(What is required):
The answer must be every line of the data that holds the word "heading".

(Dataset records):
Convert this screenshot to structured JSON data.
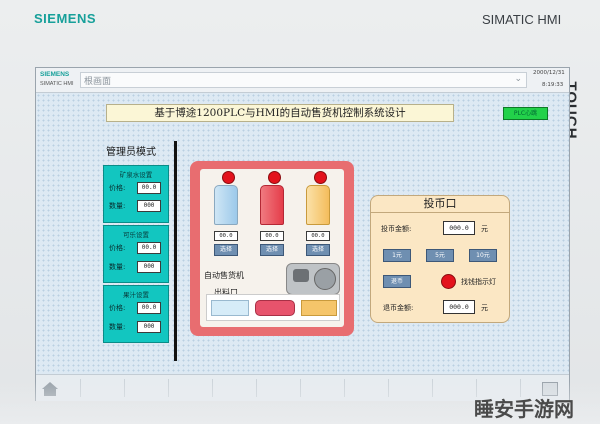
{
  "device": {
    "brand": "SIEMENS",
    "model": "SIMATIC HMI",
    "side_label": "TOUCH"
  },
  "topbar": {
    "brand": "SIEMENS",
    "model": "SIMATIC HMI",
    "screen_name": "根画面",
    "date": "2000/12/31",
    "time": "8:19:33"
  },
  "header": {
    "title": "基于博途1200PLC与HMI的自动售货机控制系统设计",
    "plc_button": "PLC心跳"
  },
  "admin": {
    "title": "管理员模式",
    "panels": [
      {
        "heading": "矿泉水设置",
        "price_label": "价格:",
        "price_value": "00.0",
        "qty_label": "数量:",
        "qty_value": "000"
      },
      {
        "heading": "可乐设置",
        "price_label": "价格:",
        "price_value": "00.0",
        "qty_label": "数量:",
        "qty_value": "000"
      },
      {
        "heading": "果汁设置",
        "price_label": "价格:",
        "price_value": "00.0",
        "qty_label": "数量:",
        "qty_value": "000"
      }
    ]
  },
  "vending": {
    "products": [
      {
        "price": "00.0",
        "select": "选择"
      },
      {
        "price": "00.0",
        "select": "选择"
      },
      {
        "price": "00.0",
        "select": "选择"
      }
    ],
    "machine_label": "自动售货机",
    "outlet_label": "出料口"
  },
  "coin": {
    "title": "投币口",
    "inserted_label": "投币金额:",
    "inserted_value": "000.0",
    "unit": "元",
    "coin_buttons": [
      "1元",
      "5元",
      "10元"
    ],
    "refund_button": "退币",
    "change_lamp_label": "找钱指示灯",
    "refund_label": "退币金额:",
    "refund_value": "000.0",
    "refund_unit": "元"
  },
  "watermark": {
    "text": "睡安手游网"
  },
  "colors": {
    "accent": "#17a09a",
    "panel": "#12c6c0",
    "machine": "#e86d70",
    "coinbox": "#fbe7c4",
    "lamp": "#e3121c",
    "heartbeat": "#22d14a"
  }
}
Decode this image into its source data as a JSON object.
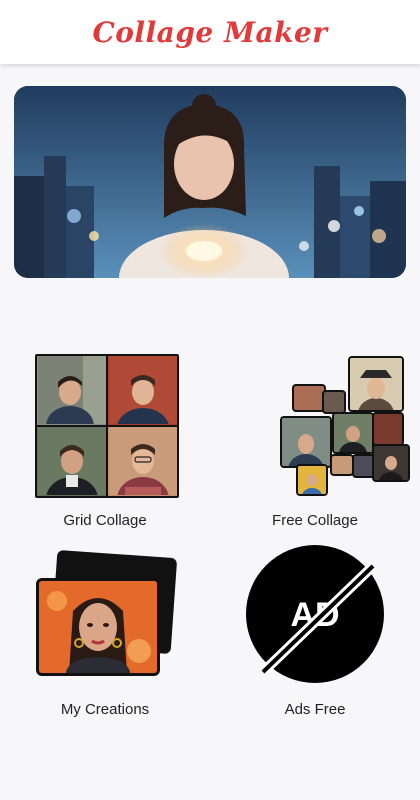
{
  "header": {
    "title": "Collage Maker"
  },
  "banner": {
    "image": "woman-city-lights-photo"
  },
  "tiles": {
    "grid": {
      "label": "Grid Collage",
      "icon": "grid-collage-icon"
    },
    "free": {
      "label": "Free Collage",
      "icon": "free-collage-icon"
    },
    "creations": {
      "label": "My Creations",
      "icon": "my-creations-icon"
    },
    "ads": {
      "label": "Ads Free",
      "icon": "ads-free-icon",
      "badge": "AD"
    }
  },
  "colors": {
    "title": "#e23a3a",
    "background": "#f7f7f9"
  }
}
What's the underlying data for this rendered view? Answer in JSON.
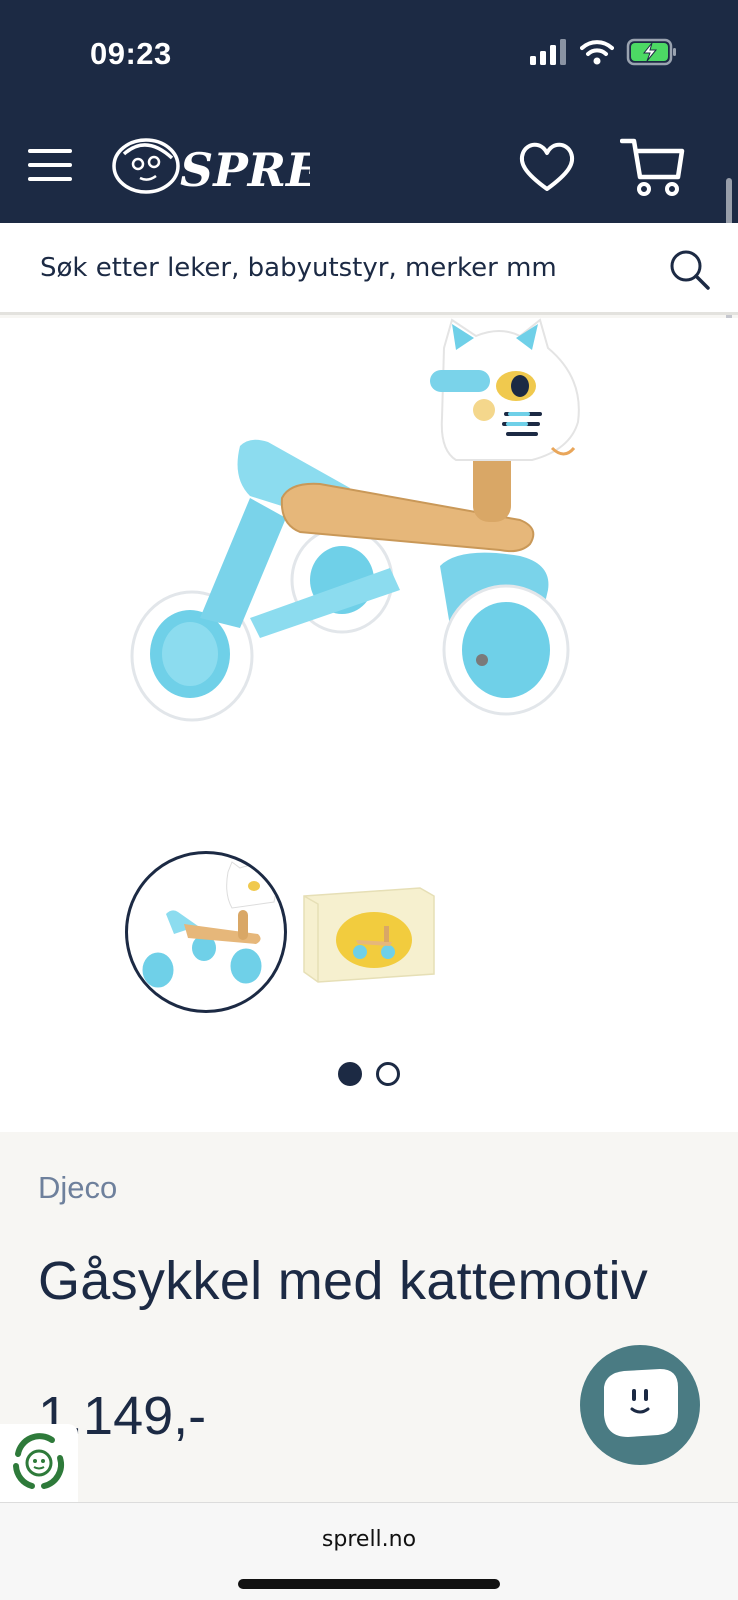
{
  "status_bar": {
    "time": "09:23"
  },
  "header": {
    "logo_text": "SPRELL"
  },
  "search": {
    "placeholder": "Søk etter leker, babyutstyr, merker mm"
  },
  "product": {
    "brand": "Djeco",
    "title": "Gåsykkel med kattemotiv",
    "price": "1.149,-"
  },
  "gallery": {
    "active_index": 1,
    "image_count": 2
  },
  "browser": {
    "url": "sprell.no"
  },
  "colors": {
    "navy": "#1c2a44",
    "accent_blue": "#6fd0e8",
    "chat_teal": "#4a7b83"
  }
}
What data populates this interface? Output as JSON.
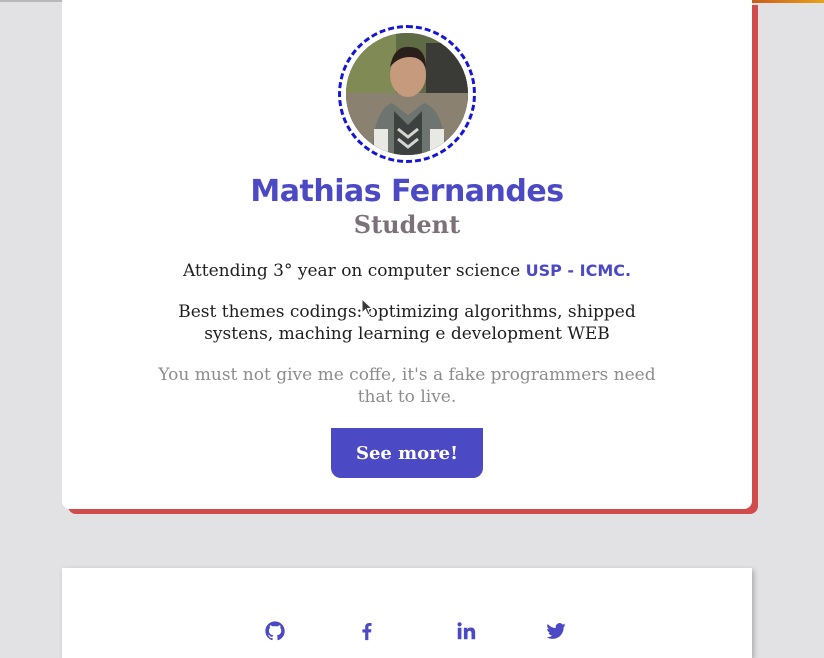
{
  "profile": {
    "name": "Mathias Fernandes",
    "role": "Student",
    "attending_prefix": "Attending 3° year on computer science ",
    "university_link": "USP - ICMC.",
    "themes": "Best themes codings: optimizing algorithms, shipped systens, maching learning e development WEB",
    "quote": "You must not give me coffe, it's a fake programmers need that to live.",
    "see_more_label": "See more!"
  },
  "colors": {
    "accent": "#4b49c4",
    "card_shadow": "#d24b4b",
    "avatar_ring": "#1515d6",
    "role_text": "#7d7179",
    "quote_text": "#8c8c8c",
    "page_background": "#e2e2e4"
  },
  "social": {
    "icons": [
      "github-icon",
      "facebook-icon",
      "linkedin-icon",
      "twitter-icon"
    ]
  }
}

(Answer to this problem):
        "heading": "矿泉水设置",
        "heading": "可乐设置",
        "heading": "果汁设置",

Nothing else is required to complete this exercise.